Work required: Your task is to copy every line of the records below that contains "title".
————————
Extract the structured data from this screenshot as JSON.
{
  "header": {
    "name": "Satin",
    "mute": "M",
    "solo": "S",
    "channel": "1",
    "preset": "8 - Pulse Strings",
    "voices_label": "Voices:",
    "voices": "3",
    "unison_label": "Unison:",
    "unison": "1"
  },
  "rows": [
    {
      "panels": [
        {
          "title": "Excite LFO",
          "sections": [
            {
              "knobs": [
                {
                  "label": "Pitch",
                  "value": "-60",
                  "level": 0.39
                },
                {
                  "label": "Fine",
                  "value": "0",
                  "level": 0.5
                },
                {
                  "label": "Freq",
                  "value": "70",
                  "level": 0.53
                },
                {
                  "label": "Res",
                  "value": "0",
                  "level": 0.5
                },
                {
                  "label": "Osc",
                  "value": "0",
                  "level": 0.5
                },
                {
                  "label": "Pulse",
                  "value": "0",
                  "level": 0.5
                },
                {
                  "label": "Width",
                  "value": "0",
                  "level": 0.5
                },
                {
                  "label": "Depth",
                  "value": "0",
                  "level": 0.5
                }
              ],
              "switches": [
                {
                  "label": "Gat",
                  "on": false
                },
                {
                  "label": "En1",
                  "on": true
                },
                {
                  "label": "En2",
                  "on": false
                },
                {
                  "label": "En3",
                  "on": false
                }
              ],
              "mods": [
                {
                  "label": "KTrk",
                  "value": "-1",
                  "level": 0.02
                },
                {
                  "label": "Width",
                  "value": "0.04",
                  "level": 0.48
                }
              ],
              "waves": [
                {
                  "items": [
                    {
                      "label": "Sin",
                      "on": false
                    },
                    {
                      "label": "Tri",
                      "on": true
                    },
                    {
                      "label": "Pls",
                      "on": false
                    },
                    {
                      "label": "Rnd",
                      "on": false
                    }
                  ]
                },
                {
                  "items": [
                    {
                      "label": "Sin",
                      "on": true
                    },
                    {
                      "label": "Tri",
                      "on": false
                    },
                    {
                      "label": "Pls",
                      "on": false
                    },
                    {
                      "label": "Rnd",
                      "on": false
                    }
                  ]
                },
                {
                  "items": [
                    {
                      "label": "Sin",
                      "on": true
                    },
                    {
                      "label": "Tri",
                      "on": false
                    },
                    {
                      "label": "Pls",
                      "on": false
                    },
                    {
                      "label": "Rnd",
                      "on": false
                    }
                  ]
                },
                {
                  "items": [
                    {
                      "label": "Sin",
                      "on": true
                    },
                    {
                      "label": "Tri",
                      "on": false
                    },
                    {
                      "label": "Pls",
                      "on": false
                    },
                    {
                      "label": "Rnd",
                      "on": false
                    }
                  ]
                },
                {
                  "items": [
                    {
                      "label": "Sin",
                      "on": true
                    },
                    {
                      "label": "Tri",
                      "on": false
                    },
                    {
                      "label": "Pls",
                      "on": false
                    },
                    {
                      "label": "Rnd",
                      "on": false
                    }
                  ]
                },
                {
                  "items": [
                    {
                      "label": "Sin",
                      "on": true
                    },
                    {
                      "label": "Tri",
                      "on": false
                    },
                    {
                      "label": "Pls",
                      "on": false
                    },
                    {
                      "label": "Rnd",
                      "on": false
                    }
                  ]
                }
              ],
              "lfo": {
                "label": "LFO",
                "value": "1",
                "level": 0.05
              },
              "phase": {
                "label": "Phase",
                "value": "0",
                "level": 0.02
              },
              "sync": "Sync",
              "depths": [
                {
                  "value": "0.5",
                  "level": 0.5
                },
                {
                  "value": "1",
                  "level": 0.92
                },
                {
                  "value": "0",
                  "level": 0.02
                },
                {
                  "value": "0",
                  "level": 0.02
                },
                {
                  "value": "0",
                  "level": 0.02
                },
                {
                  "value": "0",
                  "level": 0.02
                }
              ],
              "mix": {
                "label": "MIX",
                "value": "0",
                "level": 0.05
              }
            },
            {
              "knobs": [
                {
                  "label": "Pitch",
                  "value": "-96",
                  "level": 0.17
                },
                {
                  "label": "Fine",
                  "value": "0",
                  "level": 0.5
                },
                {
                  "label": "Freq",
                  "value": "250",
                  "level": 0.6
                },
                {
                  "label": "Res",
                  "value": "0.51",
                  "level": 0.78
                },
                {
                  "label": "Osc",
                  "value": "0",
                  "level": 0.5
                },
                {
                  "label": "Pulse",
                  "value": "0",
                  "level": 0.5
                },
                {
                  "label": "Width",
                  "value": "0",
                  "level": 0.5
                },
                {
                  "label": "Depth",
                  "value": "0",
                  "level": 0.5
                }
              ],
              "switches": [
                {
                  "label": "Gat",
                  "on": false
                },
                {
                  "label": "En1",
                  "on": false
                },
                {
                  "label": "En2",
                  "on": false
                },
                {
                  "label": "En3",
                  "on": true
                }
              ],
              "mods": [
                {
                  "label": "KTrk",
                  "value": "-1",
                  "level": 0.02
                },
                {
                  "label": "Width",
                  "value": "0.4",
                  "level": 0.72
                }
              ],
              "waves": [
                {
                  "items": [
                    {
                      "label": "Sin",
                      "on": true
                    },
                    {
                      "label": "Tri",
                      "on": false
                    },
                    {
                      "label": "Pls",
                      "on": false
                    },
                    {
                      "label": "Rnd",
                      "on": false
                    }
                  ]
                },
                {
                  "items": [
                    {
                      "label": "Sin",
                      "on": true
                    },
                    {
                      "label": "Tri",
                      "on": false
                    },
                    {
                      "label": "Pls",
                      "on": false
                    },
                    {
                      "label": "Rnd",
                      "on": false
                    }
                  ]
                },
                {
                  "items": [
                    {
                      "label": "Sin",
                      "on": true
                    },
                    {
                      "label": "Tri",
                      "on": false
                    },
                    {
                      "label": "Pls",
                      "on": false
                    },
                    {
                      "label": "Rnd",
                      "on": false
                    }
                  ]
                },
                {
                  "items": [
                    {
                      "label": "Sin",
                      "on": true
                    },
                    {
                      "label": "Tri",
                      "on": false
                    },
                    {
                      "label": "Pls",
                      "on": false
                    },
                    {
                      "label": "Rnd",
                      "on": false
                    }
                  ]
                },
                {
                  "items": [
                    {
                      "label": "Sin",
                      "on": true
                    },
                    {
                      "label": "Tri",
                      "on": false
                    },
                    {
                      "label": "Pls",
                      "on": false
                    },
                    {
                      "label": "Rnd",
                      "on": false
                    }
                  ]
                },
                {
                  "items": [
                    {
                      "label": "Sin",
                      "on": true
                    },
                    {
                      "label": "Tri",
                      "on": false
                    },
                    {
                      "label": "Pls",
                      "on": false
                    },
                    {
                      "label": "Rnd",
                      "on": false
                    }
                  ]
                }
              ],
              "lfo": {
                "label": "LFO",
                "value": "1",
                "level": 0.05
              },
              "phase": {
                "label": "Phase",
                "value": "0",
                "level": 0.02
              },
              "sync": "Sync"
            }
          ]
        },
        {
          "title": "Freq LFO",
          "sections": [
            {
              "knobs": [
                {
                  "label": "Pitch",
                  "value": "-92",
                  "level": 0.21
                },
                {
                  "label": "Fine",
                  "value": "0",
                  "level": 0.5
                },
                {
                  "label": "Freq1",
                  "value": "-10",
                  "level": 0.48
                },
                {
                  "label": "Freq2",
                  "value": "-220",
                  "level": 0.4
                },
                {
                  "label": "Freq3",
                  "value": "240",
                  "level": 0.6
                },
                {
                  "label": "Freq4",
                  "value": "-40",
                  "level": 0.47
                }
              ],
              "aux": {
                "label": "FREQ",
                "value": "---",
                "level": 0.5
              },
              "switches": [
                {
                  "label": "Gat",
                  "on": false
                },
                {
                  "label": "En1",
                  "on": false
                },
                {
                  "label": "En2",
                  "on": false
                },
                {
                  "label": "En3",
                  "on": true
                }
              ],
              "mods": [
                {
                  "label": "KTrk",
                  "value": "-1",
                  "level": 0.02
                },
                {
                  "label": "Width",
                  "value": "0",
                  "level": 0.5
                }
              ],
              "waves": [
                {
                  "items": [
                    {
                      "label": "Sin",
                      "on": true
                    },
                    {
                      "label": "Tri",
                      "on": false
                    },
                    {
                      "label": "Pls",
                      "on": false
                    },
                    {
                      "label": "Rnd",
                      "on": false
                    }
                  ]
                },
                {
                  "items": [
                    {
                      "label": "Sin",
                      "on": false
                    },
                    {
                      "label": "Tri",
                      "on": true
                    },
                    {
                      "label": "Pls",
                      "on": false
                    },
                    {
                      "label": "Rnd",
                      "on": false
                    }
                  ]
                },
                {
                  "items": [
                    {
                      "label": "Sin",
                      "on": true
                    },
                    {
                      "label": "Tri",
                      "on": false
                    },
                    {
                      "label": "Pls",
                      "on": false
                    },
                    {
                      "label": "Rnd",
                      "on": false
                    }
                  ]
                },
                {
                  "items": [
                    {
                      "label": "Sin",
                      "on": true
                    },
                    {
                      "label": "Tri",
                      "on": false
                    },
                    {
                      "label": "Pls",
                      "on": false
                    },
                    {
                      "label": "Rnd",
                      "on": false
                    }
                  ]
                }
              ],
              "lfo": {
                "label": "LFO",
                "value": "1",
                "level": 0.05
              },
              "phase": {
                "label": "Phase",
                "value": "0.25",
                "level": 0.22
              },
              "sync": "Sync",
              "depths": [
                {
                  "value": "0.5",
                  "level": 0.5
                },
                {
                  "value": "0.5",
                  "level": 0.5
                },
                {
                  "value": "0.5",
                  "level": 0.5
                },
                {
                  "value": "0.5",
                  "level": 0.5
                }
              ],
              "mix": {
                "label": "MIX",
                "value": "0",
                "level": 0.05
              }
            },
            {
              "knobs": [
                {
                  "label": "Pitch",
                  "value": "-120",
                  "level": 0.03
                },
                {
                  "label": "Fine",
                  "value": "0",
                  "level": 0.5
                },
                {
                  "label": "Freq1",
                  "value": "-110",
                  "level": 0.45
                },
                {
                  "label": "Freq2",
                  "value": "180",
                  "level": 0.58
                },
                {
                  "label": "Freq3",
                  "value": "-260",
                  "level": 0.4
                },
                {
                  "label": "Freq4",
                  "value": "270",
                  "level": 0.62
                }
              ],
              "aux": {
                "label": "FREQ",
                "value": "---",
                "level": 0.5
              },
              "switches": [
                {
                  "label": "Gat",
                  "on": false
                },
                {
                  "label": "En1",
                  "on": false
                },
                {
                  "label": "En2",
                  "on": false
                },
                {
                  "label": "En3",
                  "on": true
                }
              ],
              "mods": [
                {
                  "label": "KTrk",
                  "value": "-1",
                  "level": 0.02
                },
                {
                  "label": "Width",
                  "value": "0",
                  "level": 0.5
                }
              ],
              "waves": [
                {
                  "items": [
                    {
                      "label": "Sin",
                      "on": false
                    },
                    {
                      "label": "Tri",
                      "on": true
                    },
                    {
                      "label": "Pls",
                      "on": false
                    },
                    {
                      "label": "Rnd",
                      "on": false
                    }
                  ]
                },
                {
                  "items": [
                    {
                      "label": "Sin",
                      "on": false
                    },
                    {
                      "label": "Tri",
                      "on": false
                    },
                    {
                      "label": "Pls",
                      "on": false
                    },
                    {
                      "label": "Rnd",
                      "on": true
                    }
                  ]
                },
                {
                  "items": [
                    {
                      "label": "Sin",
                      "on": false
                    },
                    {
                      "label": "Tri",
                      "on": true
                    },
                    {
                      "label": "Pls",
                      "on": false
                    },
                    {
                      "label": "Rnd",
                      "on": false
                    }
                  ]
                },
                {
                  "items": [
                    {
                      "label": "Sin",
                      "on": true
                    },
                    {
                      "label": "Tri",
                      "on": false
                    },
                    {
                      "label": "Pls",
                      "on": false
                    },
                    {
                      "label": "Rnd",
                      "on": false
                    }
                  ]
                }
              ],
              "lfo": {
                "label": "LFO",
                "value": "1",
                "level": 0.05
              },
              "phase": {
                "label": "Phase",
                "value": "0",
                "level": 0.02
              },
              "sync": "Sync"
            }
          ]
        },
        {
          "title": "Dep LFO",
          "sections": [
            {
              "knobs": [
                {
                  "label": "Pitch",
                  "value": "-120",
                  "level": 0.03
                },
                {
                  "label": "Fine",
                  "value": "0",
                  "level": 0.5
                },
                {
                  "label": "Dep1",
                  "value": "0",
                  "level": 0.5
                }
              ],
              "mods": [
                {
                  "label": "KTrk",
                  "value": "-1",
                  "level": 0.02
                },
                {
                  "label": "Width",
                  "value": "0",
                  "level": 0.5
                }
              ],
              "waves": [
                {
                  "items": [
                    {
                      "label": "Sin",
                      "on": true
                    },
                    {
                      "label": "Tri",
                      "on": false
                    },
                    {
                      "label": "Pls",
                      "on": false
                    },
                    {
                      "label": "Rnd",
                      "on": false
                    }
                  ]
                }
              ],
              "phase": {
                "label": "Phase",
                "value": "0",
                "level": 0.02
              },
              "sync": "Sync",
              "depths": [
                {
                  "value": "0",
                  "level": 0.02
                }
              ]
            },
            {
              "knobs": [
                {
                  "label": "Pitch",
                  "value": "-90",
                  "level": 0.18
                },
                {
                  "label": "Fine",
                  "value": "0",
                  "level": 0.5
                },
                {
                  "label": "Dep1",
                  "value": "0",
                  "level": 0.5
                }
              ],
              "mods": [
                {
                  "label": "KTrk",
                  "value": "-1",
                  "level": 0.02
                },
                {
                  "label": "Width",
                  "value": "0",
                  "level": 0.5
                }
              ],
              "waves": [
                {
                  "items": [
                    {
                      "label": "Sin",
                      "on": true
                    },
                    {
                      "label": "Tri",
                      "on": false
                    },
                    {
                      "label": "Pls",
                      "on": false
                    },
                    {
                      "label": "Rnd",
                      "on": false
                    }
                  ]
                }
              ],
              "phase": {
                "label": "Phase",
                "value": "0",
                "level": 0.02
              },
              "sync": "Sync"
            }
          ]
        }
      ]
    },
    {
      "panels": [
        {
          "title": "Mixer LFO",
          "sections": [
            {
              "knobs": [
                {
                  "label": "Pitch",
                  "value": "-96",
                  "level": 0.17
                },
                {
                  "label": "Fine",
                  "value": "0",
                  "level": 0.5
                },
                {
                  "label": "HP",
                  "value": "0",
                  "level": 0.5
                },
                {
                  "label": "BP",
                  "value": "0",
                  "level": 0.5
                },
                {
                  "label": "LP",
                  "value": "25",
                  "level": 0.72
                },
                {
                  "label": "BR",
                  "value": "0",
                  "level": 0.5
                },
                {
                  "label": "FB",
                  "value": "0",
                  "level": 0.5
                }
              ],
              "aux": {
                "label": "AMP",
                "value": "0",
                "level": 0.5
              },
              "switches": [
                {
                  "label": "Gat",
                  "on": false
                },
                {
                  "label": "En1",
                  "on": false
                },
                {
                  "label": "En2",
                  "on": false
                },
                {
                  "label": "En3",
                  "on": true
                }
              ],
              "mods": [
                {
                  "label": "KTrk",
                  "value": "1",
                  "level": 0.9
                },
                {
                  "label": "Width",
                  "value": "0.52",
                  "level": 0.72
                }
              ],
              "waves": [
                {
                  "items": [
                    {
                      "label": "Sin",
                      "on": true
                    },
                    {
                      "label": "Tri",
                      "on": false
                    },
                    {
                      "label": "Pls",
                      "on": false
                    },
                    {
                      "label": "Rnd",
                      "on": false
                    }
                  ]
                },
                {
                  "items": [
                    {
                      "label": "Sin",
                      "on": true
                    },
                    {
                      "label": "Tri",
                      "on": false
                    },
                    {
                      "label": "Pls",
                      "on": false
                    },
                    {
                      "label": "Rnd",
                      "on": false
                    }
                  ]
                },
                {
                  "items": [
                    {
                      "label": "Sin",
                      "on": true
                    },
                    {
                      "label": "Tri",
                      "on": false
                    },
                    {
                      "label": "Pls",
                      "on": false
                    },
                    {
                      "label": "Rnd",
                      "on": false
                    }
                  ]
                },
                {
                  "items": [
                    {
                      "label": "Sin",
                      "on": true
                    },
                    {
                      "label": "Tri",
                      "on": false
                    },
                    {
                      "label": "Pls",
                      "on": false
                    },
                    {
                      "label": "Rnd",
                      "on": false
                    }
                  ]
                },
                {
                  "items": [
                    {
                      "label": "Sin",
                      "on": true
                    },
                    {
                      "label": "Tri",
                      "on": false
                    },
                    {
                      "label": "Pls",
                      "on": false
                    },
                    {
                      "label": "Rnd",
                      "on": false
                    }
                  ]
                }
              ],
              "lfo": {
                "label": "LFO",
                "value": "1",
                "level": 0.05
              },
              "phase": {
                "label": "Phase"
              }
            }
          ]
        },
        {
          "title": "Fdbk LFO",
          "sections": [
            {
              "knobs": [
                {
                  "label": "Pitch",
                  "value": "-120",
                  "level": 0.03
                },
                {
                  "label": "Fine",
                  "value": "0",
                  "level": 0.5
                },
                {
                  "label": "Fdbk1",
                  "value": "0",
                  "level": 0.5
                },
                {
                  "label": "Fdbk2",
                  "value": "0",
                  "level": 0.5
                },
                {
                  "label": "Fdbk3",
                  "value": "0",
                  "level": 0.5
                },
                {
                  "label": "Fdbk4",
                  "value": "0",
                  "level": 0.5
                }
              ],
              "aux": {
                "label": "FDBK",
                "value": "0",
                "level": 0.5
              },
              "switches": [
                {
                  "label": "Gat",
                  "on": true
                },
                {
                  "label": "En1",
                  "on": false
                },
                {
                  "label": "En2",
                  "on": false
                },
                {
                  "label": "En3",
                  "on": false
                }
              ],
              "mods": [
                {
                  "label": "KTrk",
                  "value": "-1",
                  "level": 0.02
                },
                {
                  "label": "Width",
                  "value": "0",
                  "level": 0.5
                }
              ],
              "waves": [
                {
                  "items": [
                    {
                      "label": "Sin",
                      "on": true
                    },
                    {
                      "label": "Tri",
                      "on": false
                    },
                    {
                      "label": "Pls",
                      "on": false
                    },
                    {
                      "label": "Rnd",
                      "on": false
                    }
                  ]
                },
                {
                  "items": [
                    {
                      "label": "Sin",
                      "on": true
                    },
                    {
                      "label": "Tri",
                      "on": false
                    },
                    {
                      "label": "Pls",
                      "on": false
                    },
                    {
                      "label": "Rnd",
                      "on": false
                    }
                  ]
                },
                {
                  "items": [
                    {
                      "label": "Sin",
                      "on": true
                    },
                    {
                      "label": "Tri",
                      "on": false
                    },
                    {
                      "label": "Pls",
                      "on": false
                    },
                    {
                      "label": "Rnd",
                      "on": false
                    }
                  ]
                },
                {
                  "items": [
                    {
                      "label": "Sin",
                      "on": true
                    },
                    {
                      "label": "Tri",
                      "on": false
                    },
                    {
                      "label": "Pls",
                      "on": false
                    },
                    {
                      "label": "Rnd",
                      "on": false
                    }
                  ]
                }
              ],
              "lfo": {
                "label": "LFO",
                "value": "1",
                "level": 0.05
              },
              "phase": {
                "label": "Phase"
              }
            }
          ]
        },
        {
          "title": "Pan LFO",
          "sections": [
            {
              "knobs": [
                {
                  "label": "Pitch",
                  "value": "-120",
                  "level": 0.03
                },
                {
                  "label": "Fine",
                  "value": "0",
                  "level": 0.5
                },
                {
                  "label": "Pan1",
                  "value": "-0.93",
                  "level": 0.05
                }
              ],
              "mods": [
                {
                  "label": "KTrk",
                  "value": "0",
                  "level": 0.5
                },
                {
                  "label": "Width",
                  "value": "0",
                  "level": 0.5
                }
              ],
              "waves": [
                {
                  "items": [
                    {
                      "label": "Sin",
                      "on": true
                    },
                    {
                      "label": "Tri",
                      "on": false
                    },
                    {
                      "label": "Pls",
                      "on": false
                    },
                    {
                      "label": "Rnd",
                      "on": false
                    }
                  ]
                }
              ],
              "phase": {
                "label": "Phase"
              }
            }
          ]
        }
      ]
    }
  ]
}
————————
Completed task:
          "title": "Excite LFO",
          "title": "Freq LFO",
          "title": "Dep LFO",
          "title": "Mixer LFO",
          "title": "Fdbk LFO",
          "title": "Pan LFO",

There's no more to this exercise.